Description of the task: Search term "position": copy each line of the data containing it.

Material shown:
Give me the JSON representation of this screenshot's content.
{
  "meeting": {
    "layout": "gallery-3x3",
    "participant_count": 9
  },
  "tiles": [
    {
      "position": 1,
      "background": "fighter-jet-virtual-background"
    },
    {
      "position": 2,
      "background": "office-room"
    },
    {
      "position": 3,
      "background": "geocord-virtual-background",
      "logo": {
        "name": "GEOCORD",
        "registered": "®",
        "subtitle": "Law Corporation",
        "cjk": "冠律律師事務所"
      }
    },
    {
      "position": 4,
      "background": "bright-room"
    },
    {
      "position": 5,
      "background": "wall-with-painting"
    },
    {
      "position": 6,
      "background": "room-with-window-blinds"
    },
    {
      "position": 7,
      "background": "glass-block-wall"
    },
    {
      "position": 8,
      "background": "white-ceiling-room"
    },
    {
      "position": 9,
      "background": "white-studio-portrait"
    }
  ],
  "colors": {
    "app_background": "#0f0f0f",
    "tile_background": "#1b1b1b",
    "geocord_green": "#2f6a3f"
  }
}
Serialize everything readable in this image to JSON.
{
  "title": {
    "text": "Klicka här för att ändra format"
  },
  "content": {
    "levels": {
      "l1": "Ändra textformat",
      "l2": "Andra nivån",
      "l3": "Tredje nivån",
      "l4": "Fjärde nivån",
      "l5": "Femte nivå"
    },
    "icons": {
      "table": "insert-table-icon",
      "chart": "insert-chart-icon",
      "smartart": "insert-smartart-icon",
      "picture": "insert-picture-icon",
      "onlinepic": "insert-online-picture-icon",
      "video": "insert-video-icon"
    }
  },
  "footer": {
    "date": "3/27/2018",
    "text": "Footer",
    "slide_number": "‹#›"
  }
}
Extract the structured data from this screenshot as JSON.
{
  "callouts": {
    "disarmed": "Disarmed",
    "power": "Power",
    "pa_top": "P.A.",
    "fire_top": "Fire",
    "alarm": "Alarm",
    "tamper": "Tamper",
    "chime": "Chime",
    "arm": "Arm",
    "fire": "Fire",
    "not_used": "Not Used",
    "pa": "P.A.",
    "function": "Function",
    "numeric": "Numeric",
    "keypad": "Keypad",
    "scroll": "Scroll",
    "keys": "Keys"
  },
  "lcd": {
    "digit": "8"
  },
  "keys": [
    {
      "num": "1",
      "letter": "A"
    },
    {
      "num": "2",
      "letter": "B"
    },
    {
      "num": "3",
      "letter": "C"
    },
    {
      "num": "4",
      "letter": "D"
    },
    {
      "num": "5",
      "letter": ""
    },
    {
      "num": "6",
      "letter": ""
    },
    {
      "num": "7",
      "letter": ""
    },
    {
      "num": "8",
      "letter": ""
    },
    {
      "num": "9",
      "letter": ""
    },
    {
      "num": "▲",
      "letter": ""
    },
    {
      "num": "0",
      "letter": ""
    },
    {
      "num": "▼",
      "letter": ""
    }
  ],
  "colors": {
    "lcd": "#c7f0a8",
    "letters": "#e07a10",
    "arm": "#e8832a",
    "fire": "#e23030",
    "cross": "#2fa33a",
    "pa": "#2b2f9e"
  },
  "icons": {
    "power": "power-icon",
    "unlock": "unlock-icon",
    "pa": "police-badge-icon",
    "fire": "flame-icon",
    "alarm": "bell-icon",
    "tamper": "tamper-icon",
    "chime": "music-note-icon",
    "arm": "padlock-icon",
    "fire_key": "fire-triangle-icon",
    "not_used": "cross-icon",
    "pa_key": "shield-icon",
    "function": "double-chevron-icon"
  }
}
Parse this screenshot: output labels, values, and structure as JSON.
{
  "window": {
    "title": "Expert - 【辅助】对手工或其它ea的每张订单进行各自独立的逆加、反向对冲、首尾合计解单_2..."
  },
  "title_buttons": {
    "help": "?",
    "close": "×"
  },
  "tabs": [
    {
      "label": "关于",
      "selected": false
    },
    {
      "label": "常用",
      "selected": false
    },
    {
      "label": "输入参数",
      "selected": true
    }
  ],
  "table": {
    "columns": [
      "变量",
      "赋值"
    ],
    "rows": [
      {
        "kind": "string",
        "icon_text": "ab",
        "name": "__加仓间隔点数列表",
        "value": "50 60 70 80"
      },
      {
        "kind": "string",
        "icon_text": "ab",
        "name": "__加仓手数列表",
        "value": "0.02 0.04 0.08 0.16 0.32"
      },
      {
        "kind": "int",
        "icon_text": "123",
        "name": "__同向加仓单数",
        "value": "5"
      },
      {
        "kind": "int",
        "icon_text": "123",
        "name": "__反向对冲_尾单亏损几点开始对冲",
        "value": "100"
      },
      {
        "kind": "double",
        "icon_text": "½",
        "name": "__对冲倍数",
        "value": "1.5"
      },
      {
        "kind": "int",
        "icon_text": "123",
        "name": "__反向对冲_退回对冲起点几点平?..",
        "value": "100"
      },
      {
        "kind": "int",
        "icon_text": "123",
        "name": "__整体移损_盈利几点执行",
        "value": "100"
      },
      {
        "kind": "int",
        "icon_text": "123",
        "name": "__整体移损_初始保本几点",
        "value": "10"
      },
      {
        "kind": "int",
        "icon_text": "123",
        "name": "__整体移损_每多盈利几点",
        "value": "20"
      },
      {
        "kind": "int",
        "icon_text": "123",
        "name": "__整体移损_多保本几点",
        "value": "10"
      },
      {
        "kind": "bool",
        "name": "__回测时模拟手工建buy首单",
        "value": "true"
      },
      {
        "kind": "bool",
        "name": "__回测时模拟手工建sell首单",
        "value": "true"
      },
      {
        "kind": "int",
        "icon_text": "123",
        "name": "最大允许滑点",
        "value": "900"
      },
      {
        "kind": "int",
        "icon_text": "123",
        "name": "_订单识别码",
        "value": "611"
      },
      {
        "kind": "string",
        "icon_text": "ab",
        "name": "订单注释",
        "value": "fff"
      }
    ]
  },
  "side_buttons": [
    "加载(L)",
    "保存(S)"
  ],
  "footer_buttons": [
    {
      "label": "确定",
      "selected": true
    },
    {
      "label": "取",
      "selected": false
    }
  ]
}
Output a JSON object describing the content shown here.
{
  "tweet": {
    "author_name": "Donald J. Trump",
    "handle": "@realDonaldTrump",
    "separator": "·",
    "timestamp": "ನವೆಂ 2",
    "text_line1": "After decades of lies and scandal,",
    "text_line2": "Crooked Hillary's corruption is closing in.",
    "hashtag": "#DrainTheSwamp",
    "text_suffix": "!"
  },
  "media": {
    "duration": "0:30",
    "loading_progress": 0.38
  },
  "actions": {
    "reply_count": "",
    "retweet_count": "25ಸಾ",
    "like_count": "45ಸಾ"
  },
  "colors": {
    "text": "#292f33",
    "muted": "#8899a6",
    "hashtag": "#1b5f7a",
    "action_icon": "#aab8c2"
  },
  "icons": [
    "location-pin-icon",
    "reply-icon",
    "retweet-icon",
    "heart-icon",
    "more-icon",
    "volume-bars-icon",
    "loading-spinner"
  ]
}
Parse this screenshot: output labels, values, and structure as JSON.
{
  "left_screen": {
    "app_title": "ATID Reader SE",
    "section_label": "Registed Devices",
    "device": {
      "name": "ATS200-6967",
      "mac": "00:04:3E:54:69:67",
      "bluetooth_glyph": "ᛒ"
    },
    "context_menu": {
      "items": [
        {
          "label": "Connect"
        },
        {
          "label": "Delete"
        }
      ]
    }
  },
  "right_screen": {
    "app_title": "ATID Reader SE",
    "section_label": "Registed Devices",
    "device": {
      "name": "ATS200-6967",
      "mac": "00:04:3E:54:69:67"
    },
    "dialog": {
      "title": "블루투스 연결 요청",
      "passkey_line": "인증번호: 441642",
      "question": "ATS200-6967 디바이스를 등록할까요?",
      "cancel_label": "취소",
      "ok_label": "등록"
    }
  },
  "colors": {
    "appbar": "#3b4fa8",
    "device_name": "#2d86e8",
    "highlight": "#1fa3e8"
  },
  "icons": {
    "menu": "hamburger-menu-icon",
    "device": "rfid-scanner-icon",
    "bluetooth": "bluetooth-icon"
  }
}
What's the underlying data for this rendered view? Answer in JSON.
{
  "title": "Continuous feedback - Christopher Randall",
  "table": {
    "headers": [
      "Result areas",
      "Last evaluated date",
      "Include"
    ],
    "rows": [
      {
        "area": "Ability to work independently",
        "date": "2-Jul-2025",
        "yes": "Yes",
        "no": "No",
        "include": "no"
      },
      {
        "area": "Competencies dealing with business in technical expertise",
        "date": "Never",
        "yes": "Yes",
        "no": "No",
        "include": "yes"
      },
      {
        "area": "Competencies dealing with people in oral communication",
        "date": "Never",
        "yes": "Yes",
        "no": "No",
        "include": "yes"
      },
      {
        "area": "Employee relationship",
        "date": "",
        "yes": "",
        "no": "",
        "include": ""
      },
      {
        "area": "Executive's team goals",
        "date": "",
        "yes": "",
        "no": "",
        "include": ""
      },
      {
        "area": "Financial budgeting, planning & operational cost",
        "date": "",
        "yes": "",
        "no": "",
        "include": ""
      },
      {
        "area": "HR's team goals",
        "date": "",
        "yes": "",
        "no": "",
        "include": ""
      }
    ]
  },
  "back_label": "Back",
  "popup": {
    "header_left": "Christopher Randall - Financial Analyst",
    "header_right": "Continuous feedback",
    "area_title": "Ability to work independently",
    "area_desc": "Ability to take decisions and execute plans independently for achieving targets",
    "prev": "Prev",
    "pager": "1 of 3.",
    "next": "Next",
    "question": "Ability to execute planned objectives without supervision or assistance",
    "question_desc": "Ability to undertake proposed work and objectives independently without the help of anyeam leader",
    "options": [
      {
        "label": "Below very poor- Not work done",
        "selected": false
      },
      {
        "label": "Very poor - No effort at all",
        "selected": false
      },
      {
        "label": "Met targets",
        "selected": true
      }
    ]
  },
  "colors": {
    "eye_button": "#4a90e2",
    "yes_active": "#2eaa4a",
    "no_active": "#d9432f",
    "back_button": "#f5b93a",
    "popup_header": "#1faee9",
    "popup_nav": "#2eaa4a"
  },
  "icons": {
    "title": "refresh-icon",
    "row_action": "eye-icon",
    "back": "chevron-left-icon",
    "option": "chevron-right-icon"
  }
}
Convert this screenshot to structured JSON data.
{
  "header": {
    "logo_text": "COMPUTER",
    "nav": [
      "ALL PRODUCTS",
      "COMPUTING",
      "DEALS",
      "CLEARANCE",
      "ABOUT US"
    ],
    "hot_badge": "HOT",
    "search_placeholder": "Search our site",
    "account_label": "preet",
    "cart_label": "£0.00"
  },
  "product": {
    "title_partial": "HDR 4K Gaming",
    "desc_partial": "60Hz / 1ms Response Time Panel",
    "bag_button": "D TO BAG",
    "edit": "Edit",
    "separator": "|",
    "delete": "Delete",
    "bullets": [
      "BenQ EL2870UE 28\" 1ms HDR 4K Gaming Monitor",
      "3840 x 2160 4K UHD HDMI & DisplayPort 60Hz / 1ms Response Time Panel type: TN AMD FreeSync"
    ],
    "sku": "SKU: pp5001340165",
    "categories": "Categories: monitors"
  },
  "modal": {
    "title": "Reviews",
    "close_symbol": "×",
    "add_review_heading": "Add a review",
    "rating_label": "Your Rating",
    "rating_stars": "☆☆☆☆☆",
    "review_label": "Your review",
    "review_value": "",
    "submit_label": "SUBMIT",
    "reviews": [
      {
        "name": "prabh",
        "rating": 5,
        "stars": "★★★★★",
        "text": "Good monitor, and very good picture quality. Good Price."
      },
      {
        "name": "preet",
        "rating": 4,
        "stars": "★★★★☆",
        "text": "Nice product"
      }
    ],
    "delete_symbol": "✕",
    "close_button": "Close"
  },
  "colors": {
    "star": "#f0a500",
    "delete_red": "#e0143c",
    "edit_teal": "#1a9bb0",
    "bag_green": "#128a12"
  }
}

Answer section:
      "position": 1,
      "position": 2,
      "position": 3,
      "position": 4,
      "position": 5,
      "position": 6,
      "position": 7,
      "position": 8,
      "position": 9,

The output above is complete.